Saved data entries:
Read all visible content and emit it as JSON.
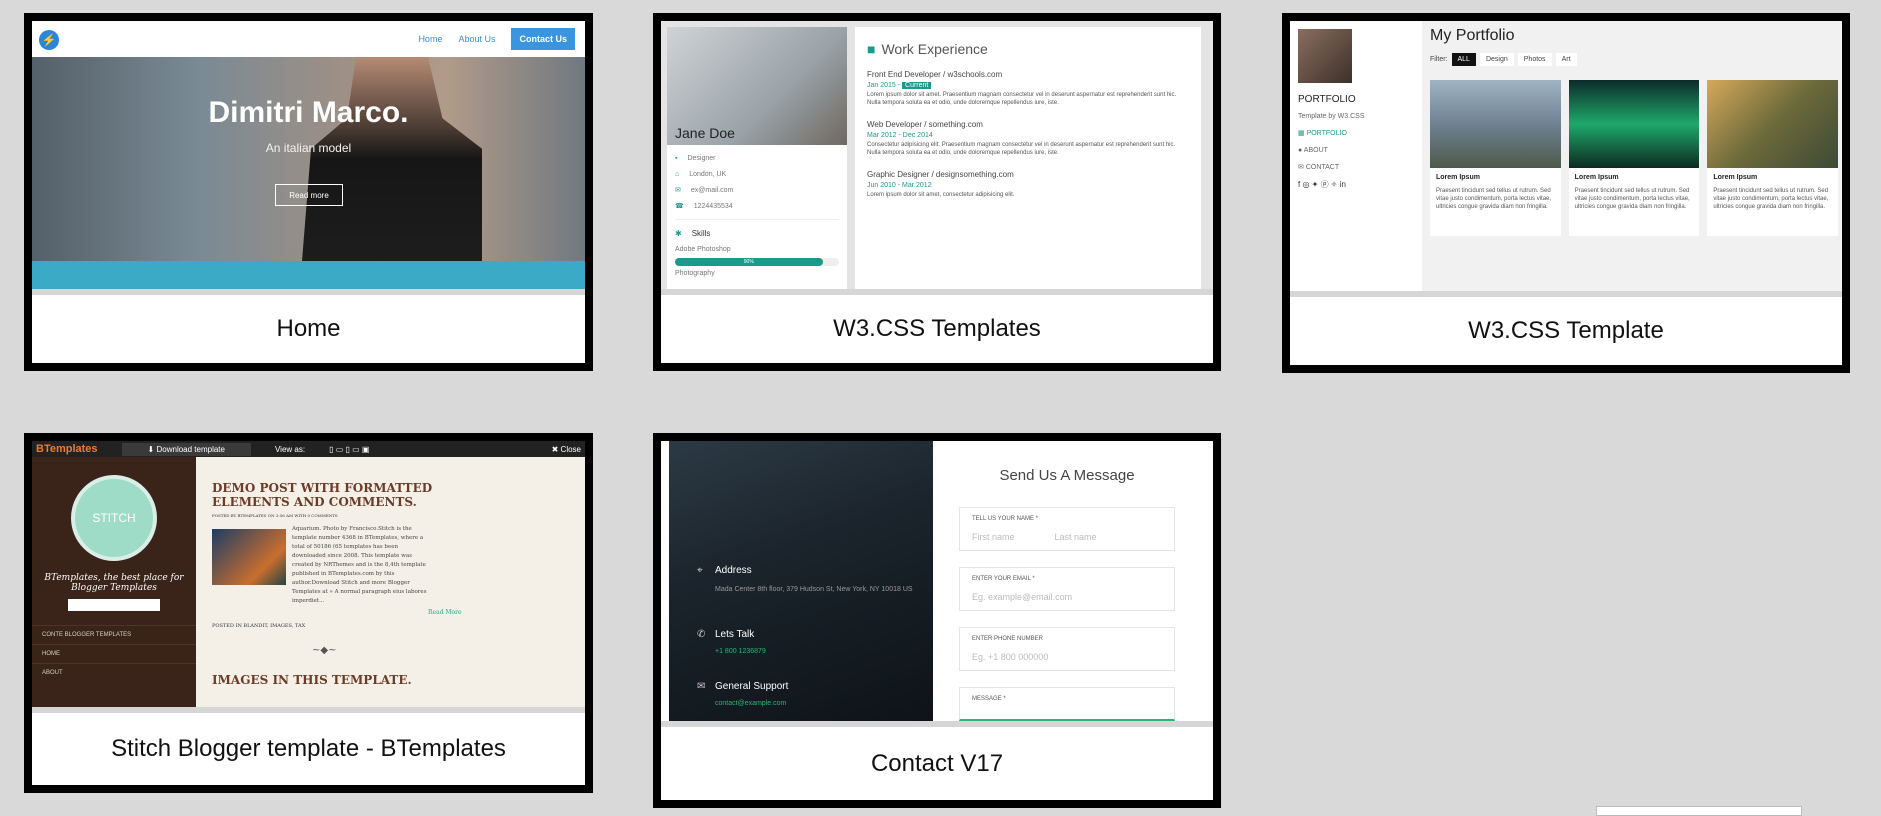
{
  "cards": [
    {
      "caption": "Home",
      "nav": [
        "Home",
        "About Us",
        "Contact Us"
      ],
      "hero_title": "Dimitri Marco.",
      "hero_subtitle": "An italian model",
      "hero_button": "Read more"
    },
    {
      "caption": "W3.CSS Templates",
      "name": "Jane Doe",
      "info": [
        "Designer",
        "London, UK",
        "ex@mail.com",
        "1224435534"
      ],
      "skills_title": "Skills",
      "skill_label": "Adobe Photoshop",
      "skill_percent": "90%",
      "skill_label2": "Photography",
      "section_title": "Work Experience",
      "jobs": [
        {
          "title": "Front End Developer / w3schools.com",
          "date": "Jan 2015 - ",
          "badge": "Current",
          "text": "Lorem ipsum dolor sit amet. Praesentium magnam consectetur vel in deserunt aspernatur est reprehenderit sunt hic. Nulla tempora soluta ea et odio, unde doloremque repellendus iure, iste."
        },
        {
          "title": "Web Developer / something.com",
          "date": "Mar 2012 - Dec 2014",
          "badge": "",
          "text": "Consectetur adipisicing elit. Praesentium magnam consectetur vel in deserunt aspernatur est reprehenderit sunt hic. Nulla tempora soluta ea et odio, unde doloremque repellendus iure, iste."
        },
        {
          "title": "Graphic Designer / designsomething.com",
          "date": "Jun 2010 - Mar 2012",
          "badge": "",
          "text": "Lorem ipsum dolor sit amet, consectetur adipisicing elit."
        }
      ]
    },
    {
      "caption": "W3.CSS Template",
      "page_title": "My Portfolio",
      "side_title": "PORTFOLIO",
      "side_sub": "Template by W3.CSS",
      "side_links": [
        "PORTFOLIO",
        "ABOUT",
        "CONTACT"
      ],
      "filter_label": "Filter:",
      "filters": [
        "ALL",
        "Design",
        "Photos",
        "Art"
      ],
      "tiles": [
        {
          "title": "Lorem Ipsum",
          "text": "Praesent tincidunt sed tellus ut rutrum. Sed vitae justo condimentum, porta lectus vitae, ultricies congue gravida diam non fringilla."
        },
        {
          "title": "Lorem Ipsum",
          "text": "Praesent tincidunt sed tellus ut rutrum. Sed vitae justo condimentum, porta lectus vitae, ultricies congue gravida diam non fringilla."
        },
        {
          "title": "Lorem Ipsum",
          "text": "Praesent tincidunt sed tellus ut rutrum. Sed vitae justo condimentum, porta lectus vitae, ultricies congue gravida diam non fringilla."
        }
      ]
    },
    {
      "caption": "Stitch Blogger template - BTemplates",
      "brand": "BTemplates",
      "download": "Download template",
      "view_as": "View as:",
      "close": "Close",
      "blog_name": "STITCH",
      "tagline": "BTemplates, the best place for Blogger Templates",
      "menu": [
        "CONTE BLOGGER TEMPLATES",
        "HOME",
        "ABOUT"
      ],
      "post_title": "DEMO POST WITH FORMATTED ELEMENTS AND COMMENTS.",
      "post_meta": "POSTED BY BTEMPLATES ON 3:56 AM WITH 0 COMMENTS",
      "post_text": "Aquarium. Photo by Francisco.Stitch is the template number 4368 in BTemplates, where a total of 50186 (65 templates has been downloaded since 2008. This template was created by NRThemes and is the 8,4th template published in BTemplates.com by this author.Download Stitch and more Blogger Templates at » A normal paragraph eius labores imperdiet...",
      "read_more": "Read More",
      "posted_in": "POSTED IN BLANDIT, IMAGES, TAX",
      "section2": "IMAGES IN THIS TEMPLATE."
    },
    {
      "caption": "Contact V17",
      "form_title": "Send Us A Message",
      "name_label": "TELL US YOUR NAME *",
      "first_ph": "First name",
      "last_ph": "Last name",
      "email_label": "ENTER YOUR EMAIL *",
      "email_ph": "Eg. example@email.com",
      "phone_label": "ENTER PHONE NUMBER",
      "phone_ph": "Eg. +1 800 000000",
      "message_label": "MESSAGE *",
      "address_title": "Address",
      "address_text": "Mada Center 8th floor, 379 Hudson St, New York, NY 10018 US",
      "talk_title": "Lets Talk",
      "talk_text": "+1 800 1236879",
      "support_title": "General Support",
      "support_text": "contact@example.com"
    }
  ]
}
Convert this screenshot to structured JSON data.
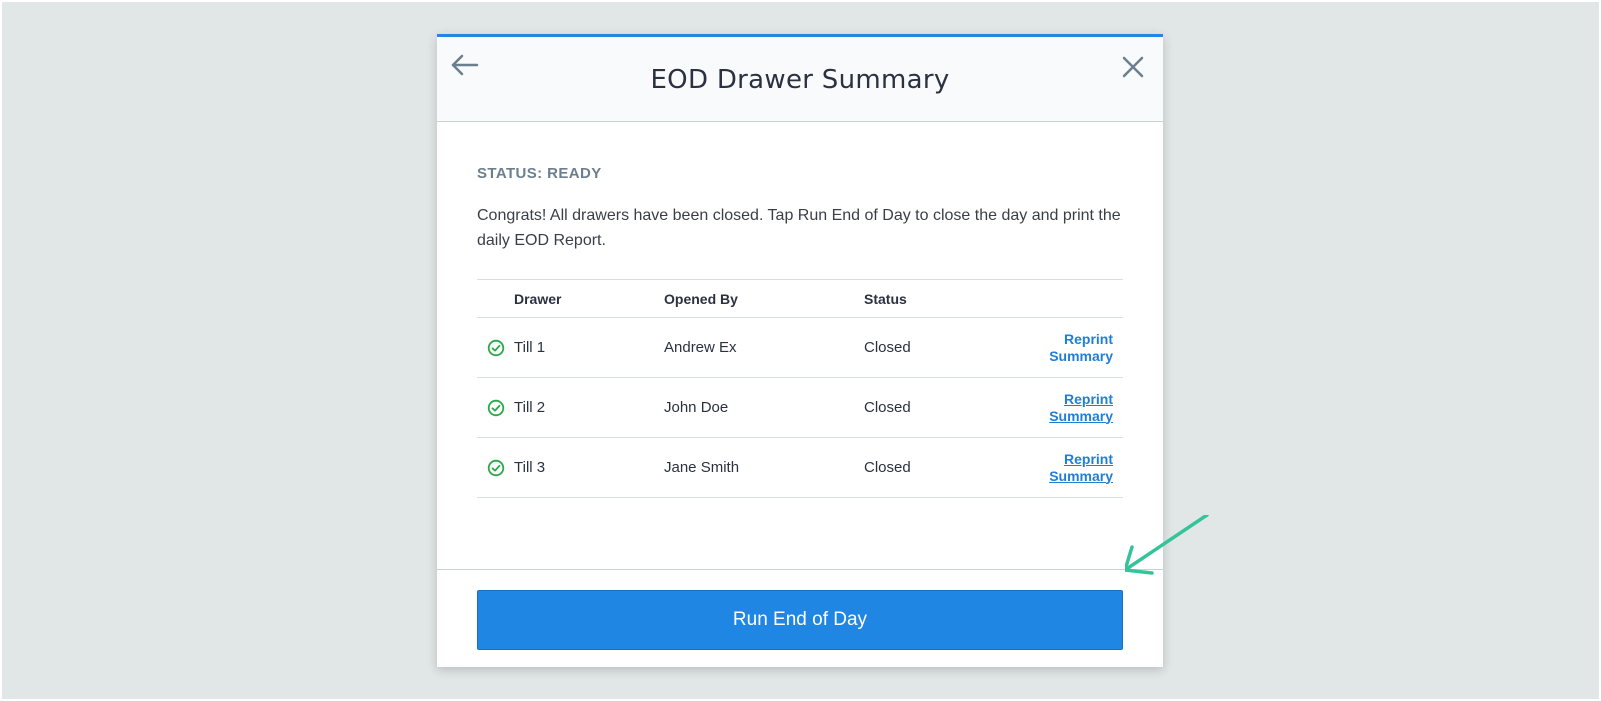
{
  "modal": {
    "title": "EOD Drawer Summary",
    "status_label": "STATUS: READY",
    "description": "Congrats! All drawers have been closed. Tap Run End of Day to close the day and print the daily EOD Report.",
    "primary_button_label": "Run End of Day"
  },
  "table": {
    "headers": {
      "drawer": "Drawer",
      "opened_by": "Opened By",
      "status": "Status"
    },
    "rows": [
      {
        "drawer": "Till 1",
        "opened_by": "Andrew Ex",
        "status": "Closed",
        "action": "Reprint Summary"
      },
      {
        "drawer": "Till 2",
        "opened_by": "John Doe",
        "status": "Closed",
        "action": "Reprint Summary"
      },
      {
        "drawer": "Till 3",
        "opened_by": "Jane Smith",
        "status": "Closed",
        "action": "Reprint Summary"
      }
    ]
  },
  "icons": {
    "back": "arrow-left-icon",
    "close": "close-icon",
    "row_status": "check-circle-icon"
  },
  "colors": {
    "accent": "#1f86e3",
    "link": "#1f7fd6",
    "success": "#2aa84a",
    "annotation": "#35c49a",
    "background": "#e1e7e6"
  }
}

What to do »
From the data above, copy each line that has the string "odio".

Solution to the exercise »
          "text": "Lorem ipsum dolor sit amet. Praesentium magnam consectetur vel in deserunt aspernatur est reprehenderit sunt hic. Nulla tempora soluta ea et odio, unde doloremque repellendus iure, iste."
          "text": "Consectetur adipisicing elit. Praesentium magnam consectetur vel in deserunt aspernatur est reprehenderit sunt hic. Nulla tempora soluta ea et odio, unde doloremque repellendus iure, iste."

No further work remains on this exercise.